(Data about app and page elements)

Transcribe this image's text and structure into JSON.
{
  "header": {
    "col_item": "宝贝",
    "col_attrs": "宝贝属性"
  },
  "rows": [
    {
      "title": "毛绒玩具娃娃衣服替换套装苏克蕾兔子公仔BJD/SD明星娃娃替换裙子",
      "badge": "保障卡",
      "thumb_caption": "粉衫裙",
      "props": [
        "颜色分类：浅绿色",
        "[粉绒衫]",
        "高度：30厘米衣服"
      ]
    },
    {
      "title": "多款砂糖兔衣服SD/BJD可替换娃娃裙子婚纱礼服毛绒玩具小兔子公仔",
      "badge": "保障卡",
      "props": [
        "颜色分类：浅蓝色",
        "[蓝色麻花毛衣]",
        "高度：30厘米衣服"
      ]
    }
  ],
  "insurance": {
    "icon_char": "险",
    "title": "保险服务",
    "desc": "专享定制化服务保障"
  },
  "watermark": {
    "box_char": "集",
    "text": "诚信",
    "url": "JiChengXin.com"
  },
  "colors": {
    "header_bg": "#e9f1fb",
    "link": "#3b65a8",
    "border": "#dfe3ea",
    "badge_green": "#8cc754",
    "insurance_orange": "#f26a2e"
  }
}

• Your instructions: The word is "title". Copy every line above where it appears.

• Solved exercise:
      "title": "毛绒玩具娃娃衣服替换套装苏克蕾兔子公仔BJD/SD明星娃娃替换裙子",
      "title": "多款砂糖兔衣服SD/BJD可替换娃娃裙子婚纱礼服毛绒玩具小兔子公仔",
    "title": "保险服务",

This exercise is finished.